It’s finally March, the month many New Englanders look forward to all winter long. It’s a month often associated with new beginnings – we turn the clocks ahead, days start to get a little warmer and signs of spring start popping up all over the place.
Another big part of March is the abundance of student art that starts popping up, too, particularly at Steeplegate Mall.
March is Youth Art Month, and every year around this time a big exhibit of Concord School District student artwork goes up inside the mall. It’s one of the few times throughout the year that the mall has some legitimate buzz surrounding it, as there are hundreds of works inside made by kids from across the school district in all grades. The result is a wildly diverse collection of unique works of art.
“It’s about 10 or 12 of us art teachers – we don’t get a lot of opportunity to get together as a district,” said Somayeh Kashi, an art teacher at Rundlett Middle School. “This is my third year at Concord School District, and unanimously we all came out and it was a lot more collaborative – everyone was helping each other out. Just a really great vibe.”
The project not only gives students a chance to show off their work in a public, gallery-type setting, it also allows the teachers to collaborate and share ideas across the district rather than just their own schools. It also offers the teachers a chance to take a step back and reflect on the work they’ve done teaching students their skills.
“Looking at the work, it’s pretty impressive when you see the amount of work coming from all grades,” Kashi said. “It seems to be elevating each year.”
The exhibit features a wide array of pieces covering a slew of mediums and genres. Most of the works are paintings, but you’ll also see small sculptures, photography, collages, works of clay and more. And since there are works from students of all grade levels, there’s just as wide a variety of skill level and interest on display – one of the fun things to do is look at the progression of the artwork through the grades and see how the lessons and techniques progress and advance as you move up the grades.
Since the word “art” can represent so many things apart from paintings and sculptures, the opening reception for the exhibit last Thursday featured students from the Concord High School band playing music in the mall corridor just outside the entrance to the exhibit (across from where Victoria’s Secret used to be). The music really added to the artistic ambiance of the evening, and the reception was packed – we even ran into old buddy Tim Goodwin, who was covering the event for an upcoming Monitor feature.
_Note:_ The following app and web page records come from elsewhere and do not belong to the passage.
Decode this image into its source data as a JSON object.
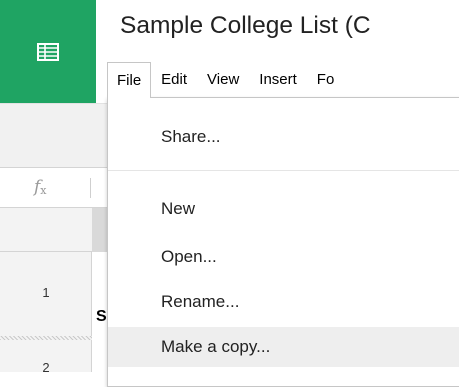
{
  "app": {
    "logo_icon": "sheets-grid-icon",
    "brand_color": "#1fa463"
  },
  "document": {
    "title": "Sample College List (C"
  },
  "menubar": {
    "items": [
      {
        "label": "File",
        "active": true
      },
      {
        "label": "Edit"
      },
      {
        "label": "View"
      },
      {
        "label": "Insert"
      },
      {
        "label": "Fo"
      }
    ]
  },
  "formula_bar": {
    "icon": "function-fx-icon",
    "fx_f": "f",
    "fx_x": "x"
  },
  "grid": {
    "rows": [
      "1",
      "2"
    ],
    "cell_a1_partial": "S"
  },
  "file_menu": {
    "items": [
      {
        "label": "Share..."
      },
      {
        "label": "New"
      },
      {
        "label": "Open..."
      },
      {
        "label": "Rename..."
      },
      {
        "label": "Make a copy...",
        "highlighted": true
      }
    ]
  }
}
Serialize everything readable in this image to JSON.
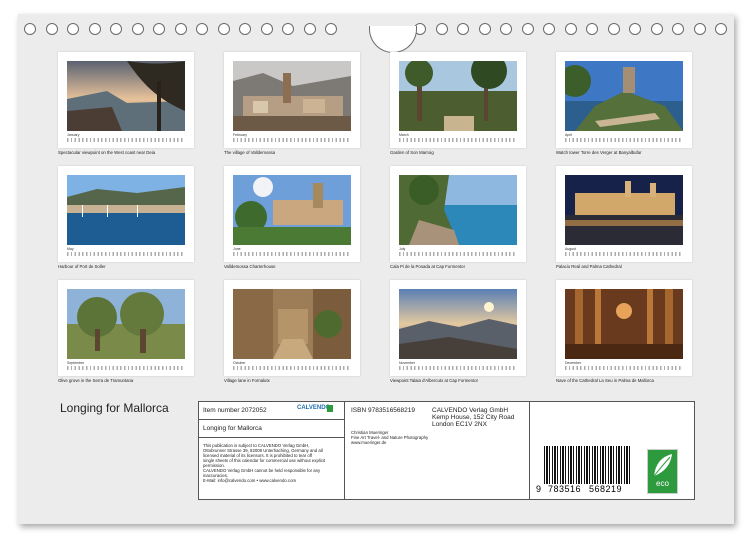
{
  "calendar": {
    "title": "Longing for Mallorca",
    "months": [
      {
        "month": "January",
        "caption": "Spectacular viewpoint on the West coast near Deia"
      },
      {
        "month": "February",
        "caption": "The village of Valldemossa"
      },
      {
        "month": "March",
        "caption": "Garden of Son Marroig"
      },
      {
        "month": "April",
        "caption": "Watch tower Torre des Verger at Banyalbufar"
      },
      {
        "month": "May",
        "caption": "Harbour of Port de Soller"
      },
      {
        "month": "June",
        "caption": "Valldemossa Charterhouse"
      },
      {
        "month": "July",
        "caption": "Cala Pi de la Posada at Cap Formentor"
      },
      {
        "month": "August",
        "caption": "Palacio Real and Palma Cathedral"
      },
      {
        "month": "September",
        "caption": "Olive grove in the Serra de Tramuntana"
      },
      {
        "month": "October",
        "caption": "Village lane in Fornalutx"
      },
      {
        "month": "November",
        "caption": "Viewpoint Talaia d'Albercutx at Cap Formentor"
      },
      {
        "month": "December",
        "caption": "Nave of the Cathedral La Seu in Palma de Mallorca"
      }
    ]
  },
  "product": {
    "item_number": "Item number 2072052",
    "name": "Longing for Mallorca",
    "isbn": "ISBN 9783516568219",
    "publisher_lines": [
      "CALVENDO Verlag GmbH",
      "Kemp House, 152 City Road",
      "London EC1V 2NX"
    ],
    "author_lines": [
      "Christian Mueringer",
      "Fine Art Travel- and Nature Photography",
      "www.mueringer.de"
    ],
    "legal_lines": [
      "This publication is subject to CALVENDO Verlag GmbH,",
      "Ottobrunner Strasse 39, 82008 Unterhaching, Germany and all",
      "licensed material of its licensors. It is prohibited to tear off",
      "single sheets of this calendar for commercial use without explicit",
      "permission.",
      "CALVENDO Verlag GmbH cannot be held responsible for any",
      "inaccuracies.",
      "E-Mail: info@calvendo.com • www.calvendo.com"
    ],
    "barcode_digits": {
      "first": "9",
      "group1": "783516",
      "group2": "568219"
    },
    "brand": "CALVENDO",
    "eco_label": "eco"
  },
  "colors": {
    "sheet": "#ececec",
    "eco_green": "#2e9a3e",
    "brand_blue": "#1f6fb3"
  }
}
Given that they know all year that this show comes around in March, art teachers had plenty of time to prepare their students for the exhibit. Teachers have been collecting artwork for this exhibit since September, Kashi said, so there’s been plenty of time to get things in order. That said, it doesn’t mean it’s all that easy to pull something like this together.
“We try to get the other departments involved, such as music – we have live music at the event – and the CRTC (Concord Regional Technical Center) does cookies.”
With basically a full school year of preparation in the rearview mirror, the whole exhibit gets set up in a day – and a very long day, at that, Kashi said. This exhibit took about 5 hours to set up, and it came out looking very impressive.
One of the fun portions of the exhibit is a section with all portraits, done from kindergarten through 12th grade. This allows you to see the artistic and creative progression through each grade.
“It’s pretty amazing when you see it all put together,” Kashi said.
While the mall exhibit is the headliner of Student Art Month, there are other things going on, too.
The State House will feature a student art exhibit through April 5. There is no opening reception for that exhibit, which opened March 11. The exhibit is open during normal State House hours.
The state library will also have a student exhibit on display through the end of March.
And, while it is Youth Arts Month, it is also Music In Schools Month, made official by a proclamation by Gov. Chris Sununu. Sununu has also proposed an increase to the N.H. State Council on the Arts grants budget for fiscal year 2020, so things are looking good for the arts scene around here for the foreseeable future.
Also associated with Youth Arts Month is the 2019 N.H. Poetry Out Loud Championship at the State House this Friday at 5 p.m., as well as a high school short film festival screening at the state library throughout the month of March, with a reception March 31 from 1 to 3 p.m.
For more information on related events across the state, go to nhartslearning.org/youth-arts-month.